### WHAT THIS TASK INVOLVES
The lines needed are those below that contain the word "count"; copy each one.

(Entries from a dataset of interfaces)
*** Block opens ***

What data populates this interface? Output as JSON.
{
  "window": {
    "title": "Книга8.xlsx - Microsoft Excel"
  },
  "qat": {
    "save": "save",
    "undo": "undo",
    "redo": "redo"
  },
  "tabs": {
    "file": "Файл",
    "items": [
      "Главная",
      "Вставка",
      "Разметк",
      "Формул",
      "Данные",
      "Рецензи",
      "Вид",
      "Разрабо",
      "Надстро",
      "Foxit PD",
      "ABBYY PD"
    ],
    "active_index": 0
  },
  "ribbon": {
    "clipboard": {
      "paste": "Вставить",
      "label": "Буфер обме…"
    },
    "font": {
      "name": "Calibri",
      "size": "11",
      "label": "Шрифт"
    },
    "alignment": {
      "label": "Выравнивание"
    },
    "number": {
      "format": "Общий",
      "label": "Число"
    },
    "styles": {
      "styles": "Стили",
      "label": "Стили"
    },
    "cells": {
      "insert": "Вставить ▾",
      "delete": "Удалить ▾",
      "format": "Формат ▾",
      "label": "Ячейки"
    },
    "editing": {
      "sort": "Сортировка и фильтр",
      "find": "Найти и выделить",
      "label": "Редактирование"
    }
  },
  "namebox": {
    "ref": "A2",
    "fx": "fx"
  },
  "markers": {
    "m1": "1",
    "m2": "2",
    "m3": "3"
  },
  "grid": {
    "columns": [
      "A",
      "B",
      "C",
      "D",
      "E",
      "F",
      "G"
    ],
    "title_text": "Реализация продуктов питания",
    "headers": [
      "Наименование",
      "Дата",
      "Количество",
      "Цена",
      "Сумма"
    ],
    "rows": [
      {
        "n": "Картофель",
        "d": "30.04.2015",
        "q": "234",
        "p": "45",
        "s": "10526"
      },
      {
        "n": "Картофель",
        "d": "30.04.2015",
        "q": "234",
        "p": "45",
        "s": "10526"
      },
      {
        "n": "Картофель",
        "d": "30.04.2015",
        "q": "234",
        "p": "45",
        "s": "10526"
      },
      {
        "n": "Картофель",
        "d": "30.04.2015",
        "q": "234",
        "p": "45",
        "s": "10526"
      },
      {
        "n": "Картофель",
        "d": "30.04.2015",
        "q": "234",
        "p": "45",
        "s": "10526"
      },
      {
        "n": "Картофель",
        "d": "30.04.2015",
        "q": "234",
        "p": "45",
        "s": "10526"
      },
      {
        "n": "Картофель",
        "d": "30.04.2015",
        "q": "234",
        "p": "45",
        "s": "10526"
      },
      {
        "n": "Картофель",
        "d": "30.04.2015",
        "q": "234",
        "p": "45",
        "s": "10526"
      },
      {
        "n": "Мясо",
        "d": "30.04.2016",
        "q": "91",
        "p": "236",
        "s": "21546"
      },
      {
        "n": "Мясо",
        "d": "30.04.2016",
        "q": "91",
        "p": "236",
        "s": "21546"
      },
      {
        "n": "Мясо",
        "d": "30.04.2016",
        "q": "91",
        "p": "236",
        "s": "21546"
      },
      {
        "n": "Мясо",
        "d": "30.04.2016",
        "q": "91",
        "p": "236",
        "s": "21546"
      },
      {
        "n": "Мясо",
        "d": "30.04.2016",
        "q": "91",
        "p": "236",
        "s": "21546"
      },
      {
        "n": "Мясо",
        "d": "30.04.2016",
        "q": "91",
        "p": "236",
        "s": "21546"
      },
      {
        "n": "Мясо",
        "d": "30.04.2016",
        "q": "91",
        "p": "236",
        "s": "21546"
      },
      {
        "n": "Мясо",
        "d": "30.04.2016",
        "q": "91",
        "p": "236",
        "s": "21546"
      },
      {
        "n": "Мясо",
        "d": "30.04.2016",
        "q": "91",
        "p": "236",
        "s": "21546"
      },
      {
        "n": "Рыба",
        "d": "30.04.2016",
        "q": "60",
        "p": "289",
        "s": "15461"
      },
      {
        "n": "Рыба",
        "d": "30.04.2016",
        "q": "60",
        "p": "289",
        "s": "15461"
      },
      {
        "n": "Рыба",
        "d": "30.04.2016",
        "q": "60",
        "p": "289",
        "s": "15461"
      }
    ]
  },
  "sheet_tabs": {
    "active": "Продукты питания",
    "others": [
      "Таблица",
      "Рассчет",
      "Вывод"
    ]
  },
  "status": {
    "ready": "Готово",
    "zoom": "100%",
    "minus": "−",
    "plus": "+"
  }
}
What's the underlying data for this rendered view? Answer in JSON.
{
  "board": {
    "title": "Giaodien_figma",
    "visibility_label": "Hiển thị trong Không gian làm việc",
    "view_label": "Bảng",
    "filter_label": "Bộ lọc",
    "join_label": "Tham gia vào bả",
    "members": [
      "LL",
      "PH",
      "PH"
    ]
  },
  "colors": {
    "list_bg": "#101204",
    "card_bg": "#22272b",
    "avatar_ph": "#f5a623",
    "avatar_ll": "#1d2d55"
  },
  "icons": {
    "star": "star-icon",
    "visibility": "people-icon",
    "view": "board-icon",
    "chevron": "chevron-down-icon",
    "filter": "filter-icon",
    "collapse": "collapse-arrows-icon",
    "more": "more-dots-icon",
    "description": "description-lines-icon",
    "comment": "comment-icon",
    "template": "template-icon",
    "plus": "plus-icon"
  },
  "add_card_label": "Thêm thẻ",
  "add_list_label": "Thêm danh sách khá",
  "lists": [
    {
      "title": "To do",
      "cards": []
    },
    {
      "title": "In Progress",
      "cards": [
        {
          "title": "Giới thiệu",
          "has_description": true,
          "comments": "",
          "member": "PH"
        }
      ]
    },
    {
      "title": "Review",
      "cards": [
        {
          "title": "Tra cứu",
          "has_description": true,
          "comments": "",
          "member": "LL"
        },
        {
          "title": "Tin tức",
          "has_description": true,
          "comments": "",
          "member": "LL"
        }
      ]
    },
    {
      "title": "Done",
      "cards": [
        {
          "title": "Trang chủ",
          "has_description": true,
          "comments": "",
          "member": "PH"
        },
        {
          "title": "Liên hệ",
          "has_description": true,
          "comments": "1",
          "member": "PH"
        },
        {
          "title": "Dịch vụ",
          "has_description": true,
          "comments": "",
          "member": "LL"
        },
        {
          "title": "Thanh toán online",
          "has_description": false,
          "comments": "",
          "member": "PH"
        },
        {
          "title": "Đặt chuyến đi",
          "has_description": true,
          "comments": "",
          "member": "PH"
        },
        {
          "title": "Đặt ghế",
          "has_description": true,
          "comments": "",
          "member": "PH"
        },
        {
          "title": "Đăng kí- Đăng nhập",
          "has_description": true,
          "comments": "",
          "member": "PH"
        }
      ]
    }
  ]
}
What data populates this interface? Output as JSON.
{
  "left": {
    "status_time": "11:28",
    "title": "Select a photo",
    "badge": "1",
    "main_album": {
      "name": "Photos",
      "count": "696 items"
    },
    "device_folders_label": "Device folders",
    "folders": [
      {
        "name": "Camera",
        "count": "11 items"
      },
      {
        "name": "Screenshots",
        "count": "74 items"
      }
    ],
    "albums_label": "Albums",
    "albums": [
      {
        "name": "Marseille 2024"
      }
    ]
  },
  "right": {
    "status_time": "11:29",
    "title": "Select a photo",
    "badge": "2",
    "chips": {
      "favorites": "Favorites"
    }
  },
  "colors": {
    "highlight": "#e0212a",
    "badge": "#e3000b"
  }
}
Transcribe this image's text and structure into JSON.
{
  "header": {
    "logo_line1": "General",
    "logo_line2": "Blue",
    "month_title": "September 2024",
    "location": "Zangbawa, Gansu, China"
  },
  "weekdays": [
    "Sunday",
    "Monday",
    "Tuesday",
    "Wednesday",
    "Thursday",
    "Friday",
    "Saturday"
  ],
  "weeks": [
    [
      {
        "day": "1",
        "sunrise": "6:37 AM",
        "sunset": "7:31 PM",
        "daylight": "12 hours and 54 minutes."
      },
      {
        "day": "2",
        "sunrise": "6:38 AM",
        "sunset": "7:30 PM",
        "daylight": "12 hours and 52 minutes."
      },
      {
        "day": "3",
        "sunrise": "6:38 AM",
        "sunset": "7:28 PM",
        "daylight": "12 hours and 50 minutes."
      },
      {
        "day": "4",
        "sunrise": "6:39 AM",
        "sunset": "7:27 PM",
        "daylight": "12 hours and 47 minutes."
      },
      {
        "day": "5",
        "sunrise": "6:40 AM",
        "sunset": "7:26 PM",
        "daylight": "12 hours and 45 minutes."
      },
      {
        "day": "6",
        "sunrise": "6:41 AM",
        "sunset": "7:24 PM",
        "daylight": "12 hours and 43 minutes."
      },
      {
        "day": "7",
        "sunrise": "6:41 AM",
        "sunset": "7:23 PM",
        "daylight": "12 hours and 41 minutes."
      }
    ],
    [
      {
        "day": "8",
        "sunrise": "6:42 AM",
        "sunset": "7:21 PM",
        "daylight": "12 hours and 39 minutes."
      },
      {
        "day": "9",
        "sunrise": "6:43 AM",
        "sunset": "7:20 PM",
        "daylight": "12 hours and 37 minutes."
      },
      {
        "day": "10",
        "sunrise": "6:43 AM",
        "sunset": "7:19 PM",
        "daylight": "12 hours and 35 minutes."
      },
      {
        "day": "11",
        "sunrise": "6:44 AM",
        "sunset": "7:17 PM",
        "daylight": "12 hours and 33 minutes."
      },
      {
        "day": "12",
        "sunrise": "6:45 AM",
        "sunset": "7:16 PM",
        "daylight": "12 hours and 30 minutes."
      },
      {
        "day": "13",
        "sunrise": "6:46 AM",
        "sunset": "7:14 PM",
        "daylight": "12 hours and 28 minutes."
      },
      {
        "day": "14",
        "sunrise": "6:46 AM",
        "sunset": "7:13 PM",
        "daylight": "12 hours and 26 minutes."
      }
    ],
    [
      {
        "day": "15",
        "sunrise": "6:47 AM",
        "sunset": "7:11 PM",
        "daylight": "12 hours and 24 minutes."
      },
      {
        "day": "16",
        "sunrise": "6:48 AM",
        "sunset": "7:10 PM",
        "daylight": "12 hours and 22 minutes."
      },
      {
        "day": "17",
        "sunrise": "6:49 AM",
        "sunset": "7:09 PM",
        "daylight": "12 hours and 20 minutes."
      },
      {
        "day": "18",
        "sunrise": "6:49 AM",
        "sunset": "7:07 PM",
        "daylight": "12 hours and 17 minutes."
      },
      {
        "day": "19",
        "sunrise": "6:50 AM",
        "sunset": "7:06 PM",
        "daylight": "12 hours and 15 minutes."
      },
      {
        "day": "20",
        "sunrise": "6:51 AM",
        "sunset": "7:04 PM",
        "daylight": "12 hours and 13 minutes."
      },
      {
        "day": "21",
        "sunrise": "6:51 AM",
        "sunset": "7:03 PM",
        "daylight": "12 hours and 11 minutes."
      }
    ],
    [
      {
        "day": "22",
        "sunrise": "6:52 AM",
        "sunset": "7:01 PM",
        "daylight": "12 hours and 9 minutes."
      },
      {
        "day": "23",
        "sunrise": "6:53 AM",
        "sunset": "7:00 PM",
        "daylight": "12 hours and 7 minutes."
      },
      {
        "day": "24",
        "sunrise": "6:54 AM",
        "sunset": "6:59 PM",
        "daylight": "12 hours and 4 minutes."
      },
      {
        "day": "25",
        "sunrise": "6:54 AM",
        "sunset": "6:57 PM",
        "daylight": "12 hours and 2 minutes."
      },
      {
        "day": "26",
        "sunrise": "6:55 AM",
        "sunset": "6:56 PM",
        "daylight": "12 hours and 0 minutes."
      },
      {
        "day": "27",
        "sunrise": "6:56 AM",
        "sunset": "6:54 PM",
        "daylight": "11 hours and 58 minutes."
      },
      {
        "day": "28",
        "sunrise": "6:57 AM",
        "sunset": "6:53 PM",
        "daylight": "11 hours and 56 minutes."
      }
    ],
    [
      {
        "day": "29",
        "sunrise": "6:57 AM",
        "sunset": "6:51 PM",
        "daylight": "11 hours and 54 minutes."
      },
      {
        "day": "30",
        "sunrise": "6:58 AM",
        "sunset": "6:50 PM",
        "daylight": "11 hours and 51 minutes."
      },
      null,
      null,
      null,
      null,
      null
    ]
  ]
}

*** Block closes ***

### ANSWER BELOW
      "count": "696 items"
        "count": "11 items"
        "count": "74 items"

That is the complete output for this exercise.